The court shall enter a judgment dissolving the marriage if evidence is present to affirms the filing charges. Make certain there is no cohabitation after the filing for divorce. You will be asked to swear under oath, and if you admit to it (cohabitation), the judge can throw out your case.
[Michigan Compiled Laws - Section: 552.6]
The divorce laws in Michigan dictate that either the person filing the petition for divorce, or the respondent must have resided in Michigan for 180 days immediately preceding that filing of the complaint. 19 days must have elapsed for one or the other in a particular county to file an action in that county. Certain conditions allow petitioners to have the 10 day county residency waived.
[Michigan Compiled Laws - Section: 552.9]
In cases where a filing of divorce is presented, 60 days must have passed before any testimony may be taken, or any final judgment rendered. An exception to that 60 days would occur in cases of desertion. In petitions where minor children are involved, 180 days from the date of filing must elapse before any testimony may be taken. Hardship cases involving children can have the 60 day waiting period waived by a motion to the court. When the defendant lives outside of MI at the time of the filing, or did not live in MI when the alleged cause for the divorce occurred, the spouse filing the action must provide proof that the couple lived in Michigan for some period of time, or that the petitioner resided in Michigan for one year prior to the filing.
Unless a court has ruled otherwise, there are no restrictions against remarriage following a divorce decree.
Visitation can be awarded if:
- the parents of the grandchild have started or completed a separation, divorce or annulment
- if a parent has deceased
- if the parents are unmarried but have established paternity
Where parents are unmarried, paternal grandparents may petition for visitation only if the father has contributed substantial and regular support or care. Should both parents object to a grandparents petition, and do so in writing with the court, the visitation can be denied. That provision does not apply if a step-parent is adopting or has adopted the child.
A Word On Your Journey Toward Healing And Recovery ...

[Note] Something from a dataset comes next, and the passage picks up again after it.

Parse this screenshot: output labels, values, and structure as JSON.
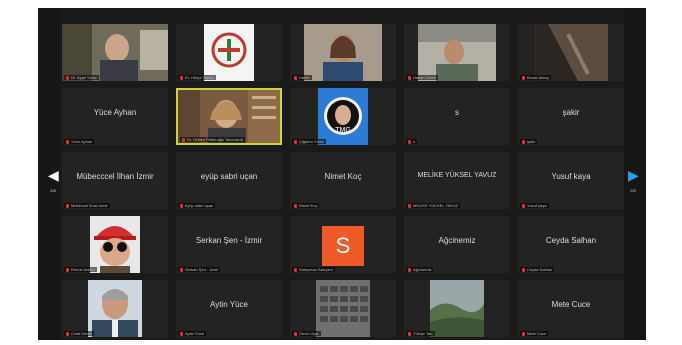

At some point in the process, you will likely discover that you will not be able to manage the divorce recovery all by yourself. If you are a man, you are apt to bury the hurt and anguish and force yourself to Move On. However, unresolved feelings are just that- unresolved, and are likely to become issues later on. If you are a woman, you will feel the process more, and likely will experience a feeling of loss while feeling lost. We recommend you spend time discovering why things worked out as they did, so that you grow with the new knowledge. We offer a myriad of tools that can get you to the other side. The more you learn, the less you fear. Trust us on this. Spend some time and a few bucks and the return will be ten-fold.